### PROBLEM TO WORK ON
In full and without deviation, write out the entries that follow.

### RECORDS TO PROCESS

┄┄┄┄┄┄

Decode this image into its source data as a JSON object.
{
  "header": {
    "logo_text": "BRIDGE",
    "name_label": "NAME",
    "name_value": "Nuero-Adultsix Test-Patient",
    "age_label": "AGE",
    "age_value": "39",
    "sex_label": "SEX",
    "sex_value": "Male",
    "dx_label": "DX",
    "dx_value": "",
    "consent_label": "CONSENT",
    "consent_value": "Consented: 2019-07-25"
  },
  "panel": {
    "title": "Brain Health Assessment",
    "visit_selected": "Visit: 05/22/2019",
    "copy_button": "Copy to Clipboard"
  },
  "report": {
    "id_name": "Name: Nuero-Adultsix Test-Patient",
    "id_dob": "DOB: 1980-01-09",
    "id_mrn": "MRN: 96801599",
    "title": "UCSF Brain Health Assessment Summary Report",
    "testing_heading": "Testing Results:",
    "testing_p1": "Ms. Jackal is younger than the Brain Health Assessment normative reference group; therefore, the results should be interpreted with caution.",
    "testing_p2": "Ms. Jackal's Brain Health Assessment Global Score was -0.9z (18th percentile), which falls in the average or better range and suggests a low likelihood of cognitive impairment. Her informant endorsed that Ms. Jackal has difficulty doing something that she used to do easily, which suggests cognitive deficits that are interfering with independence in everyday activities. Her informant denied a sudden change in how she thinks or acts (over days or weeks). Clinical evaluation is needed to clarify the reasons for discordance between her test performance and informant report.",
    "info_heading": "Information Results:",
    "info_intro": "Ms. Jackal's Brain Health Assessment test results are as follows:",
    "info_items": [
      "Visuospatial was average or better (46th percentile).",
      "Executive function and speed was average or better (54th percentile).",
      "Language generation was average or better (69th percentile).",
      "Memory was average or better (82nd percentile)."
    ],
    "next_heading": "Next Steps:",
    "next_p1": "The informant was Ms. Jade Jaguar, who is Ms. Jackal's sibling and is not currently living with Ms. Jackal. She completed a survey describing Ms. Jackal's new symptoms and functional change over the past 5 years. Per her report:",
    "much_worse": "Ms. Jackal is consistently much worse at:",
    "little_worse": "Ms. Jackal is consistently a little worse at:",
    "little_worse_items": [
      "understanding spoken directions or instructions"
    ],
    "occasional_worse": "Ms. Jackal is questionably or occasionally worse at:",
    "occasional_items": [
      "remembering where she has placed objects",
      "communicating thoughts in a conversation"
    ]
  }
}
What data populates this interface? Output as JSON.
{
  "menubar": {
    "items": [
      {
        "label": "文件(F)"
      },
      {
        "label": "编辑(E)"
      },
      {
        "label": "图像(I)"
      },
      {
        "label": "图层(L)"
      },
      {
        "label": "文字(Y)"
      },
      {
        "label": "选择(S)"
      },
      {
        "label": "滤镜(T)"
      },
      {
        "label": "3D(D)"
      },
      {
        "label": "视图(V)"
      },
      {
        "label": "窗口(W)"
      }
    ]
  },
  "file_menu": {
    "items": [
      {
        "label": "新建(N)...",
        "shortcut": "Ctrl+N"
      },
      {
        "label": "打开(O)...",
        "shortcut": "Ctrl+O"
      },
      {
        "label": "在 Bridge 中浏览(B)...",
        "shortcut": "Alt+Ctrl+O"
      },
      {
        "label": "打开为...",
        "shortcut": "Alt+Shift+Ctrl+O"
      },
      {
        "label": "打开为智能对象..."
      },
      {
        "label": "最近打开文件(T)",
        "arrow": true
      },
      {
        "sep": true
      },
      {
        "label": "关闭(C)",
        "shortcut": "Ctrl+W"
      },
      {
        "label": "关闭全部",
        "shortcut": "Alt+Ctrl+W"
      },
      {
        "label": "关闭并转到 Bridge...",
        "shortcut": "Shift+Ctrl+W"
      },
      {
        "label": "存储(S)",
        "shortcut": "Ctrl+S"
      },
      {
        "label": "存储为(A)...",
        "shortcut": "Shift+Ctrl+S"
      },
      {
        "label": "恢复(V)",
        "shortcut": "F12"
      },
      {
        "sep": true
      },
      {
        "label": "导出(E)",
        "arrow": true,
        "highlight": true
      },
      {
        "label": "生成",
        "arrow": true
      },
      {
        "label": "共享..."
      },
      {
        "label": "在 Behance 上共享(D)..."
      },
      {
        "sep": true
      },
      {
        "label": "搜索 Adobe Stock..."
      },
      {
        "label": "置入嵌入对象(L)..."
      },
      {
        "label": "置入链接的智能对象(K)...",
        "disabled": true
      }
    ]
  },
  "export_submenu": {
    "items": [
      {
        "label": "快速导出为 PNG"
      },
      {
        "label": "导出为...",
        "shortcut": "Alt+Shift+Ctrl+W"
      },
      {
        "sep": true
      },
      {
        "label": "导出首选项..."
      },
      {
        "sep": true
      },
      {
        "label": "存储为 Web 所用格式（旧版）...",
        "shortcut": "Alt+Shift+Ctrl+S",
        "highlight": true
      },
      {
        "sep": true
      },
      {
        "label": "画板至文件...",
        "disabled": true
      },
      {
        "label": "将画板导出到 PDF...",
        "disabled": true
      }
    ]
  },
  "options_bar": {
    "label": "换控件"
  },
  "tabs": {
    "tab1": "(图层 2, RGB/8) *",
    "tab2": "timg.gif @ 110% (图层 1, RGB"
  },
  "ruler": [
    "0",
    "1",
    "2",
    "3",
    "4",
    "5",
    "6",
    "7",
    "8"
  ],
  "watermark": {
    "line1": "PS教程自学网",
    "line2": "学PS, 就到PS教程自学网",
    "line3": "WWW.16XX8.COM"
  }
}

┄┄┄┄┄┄

### FINISHED TASK
Decode this image into its source data as a JSON object.
{
  "header": {
    "logo_text": "BRIDGE",
    "name_label": "NAME",
    "name_value": "Nuero-Adultsix Test-Patient",
    "age_label": "AGE",
    "age_value": "39",
    "sex_label": "SEX",
    "sex_value": "Male",
    "dx_label": "DX",
    "dx_value": "",
    "consent_label": "CONSENT",
    "consent_value": "Consented: 2019-07-25"
  },
  "panel": {
    "title": "Brain Health Assessment",
    "visit_selected": "Visit: 05/22/2019",
    "copy_button": "Copy to Clipboard"
  },
  "report": {
    "id_name": "Name: Nuero-Adultsix Test-Patient",
    "id_dob": "DOB: 1980-01-09",
    "id_mrn": "MRN: 96801599",
    "title": "UCSF Brain Health Assessment Summary Report",
    "testing_heading": "Testing Results:",
    "testing_p1": "Ms. Jackal is younger than the Brain Health Assessment normative reference group; therefore, the results should be interpreted with caution.",
    "testing_p2": "Ms. Jackal's Brain Health Assessment Global Score was -0.9z (18th percentile), which falls in the average or better range and suggests a low likelihood of cognitive impairment. Her informant endorsed that Ms. Jackal has difficulty doing something that she used to do easily, which suggests cognitive deficits that are interfering with independence in everyday activities. Her informant denied a sudden change in how she thinks or acts (over days or weeks). Clinical evaluation is needed to clarify the reasons for discordance between her test performance and informant report.",
    "info_heading": "Information Results:",
    "info_intro": "Ms. Jackal's Brain Health Assessment test results are as follows:",
    "info_items": [
      "Visuospatial was average or better (46th percentile).",
      "Executive function and speed was average or better (54th percentile).",
      "Language generation was average or better (69th percentile).",
      "Memory was average or better (82nd percentile)."
    ],
    "next_heading": "Next Steps:",
    "next_p1": "The informant was Ms. Jade Jaguar, who is Ms. Jackal's sibling and is not currently living with Ms. Jackal. She completed a survey describing Ms. Jackal's new symptoms and functional change over the past 5 years. Per her report:",
    "much_worse": "Ms. Jackal is consistently much worse at:",
    "little_worse": "Ms. Jackal is consistently a little worse at:",
    "little_worse_items": [
      "understanding spoken directions or instructions"
    ],
    "occasional_worse": "Ms. Jackal is questionably or occasionally worse at:",
    "occasional_items": [
      "remembering where she has placed objects",
      "communicating thoughts in a conversation"
    ]
  }
}
What data populates this interface? Output as JSON.
{
  "menubar": {
    "items": [
      {
        "label": "文件(F)"
      },
      {
        "label": "编辑(E)"
      },
      {
        "label": "图像(I)"
      },
      {
        "label": "图层(L)"
      },
      {
        "label": "文字(Y)"
      },
      {
        "label": "选择(S)"
      },
      {
        "label": "滤镜(T)"
      },
      {
        "label": "3D(D)"
      },
      {
        "label": "视图(V)"
      },
      {
        "label": "窗口(W)"
      }
    ]
  },
  "file_menu": {
    "items": [
      {
        "label": "新建(N)...",
        "shortcut": "Ctrl+N"
      },
      {
        "label": "打开(O)...",
        "shortcut": "Ctrl+O"
      },
      {
        "label": "在 Bridge 中浏览(B)...",
        "shortcut": "Alt+Ctrl+O"
      },
      {
        "label": "打开为...",
        "shortcut": "Alt+Shift+Ctrl+O"
      },
      {
        "label": "打开为智能对象..."
      },
      {
        "label": "最近打开文件(T)",
        "arrow": true
      },
      {
        "sep": true
      },
      {
        "label": "关闭(C)",
        "shortcut": "Ctrl+W"
      },
      {
        "label": "关闭全部",
        "shortcut": "Alt+Ctrl+W"
      },
      {
        "label": "关闭并转到 Bridge...",
        "shortcut": "Shift+Ctrl+W"
      },
      {
        "label": "存储(S)",
        "shortcut": "Ctrl+S"
      },
      {
        "label": "存储为(A)...",
        "shortcut": "Shift+Ctrl+S"
      },
      {
        "label": "恢复(V)",
        "shortcut": "F12"
      },
      {
        "sep": true
      },
      {
        "label": "导出(E)",
        "arrow": true,
        "highlight": true
      },
      {
        "label": "生成",
        "arrow": true
      },
      {
        "label": "共享..."
      },
      {
        "label": "在 Behance 上共享(D)..."
      },
      {
        "sep": true
      },
      {
        "label": "搜索 Adobe Stock..."
      },
      {
        "label": "置入嵌入对象(L)..."
      },
      {
        "label": "置入链接的智能对象(K)...",
        "disabled": true
      }
    ]
  },
  "export_submenu": {
    "items": [
      {
        "label": "快速导出为 PNG"
      },
      {
        "label": "导出为...",
        "shortcut": "Alt+Shift+Ctrl+W"
      },
      {
        "sep": true
      },
      {
        "label": "导出首选项..."
      },
      {
        "sep": true
      },
      {
        "label": "存储为 Web 所用格式（旧版）...",
        "shortcut": "Alt+Shift+Ctrl+S",
        "highlight": true
      },
      {
        "sep": true
      },
      {
        "label": "画板至文件...",
        "disabled": true
      },
      {
        "label": "将画板导出到 PDF...",
        "disabled": true
      }
    ]
  },
  "options_bar": {
    "label": "换控件"
  },
  "tabs": {
    "tab1": "(图层 2, RGB/8) *",
    "tab2": "timg.gif @ 110% (图层 1, RGB"
  },
  "ruler": [
    "0",
    "1",
    "2",
    "3",
    "4",
    "5",
    "6",
    "7",
    "8"
  ],
  "watermark": {
    "line1": "PS教程自学网",
    "line2": "学PS, 就到PS教程自学网",
    "line3": "WWW.16XX8.COM"
  }
}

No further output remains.